About The Project
The Tla’amin-Simon Fraser University
Archaeology and Heritage Stewardship Program

    The Tla’amin-Simon Fraser University Archaeology and Stewardship Program is a community-based, participant-driven exploration of what archaeology can do. We are learning how archaeological sites, perspectives, practices, and data can be employed in land and place histories, in revitalizing ecosystems and stewardship traditions, and in intercultural reconciliation. We are seeking to create conditions that promote Indigenous control over heritage and destiny.

    Operating since 2007 under the authorities of a Sliammon Band Council resolution, BC Archaeology Branch Permits, and SFU Research Ethics Board approvals, the Program includes seven-week, for-credit field schools, coupled with diverse research and outreach initiatives to create unprecedented opportunities for integrated regional study of Tla’amin oral traditions and archaeological and archival materials. Building upon a baseline commitment to a mutually beneficial, open-agenda partnership, the Program is fostering relationships and yielding information pertaining to ancient and recent Tla’amin sites and landscapes.
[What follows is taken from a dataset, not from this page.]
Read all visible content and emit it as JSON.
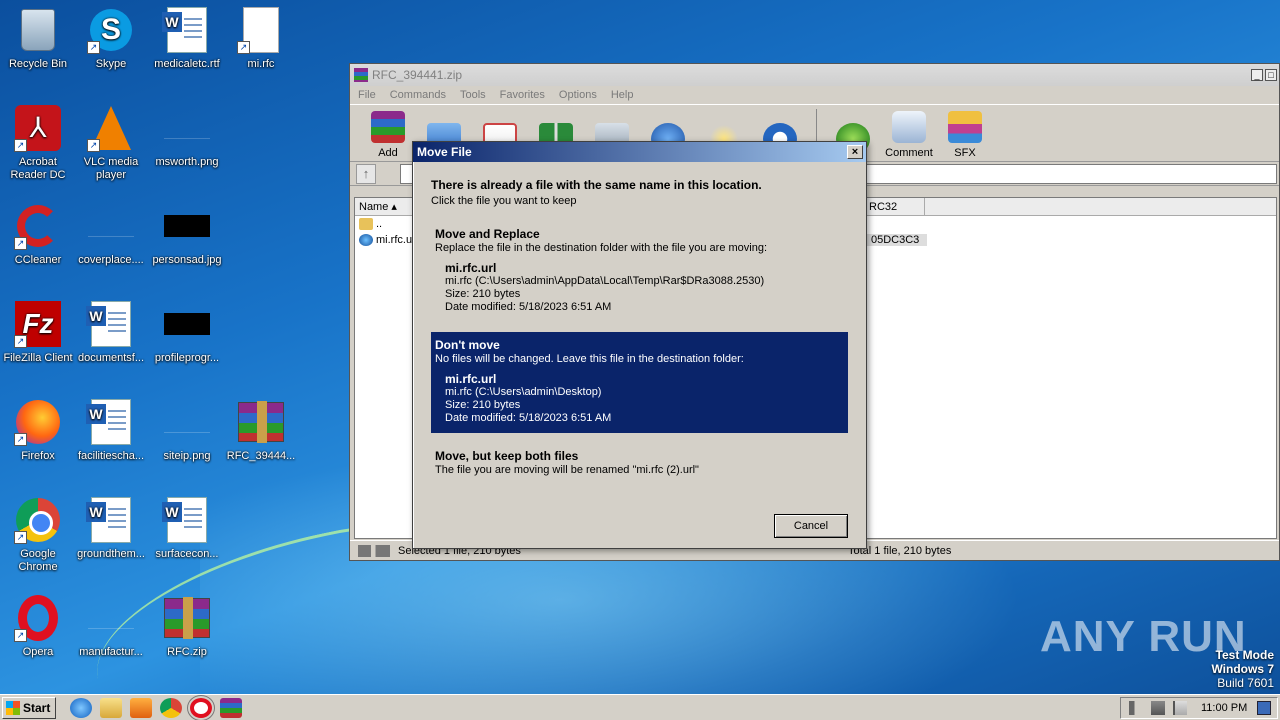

As laboratory analysis proceeds, we will continue to work with the Tla’amin Treaty Society, Tla’amin Health, and others to maximize and harmonize overlap between program objectives, Tla’amin interests and needs, and broader goals of making the world a better and healthier place for future generations. The Sliammon Band Council voted unanimously to authorize and support the field school through 2013.

Overarching Program Goals
    Exchanges of information, ideologies, and methodologies relating to cultural and environmental heritage stewardship have led to the identification of six Program goals:

  1. To sustain collaborations between Tla’amin First Nation, the SFU Department of Archaeology, and other partners;
  2. To explore and enhance knowledge about Tla’amin lands and heritage through heritage site and object identification, documentation, and investigation;
  3. To train Tla’amin youth and SFU students in archaeology and heritage stewardship;
  4. To increase awareness and knowledge about Tla’amin history both within the Tla’amin community and in regional, academic, and resource management communities;
  5. To facilitate exchanges of information and experience among Tla’amin Elders, youth, and SFU;
  6. To advance to Tla’amin goals of self-governance, self-determination, and self-representation.
    We are committed to continual, collaborative Program planning to develop personnel, data bases, and tools appropriate to the long-term stewardship of Tla’amin cultural and biophysical heritage.


 ©2012 SFU Archaeology &
Tla'amin First Nation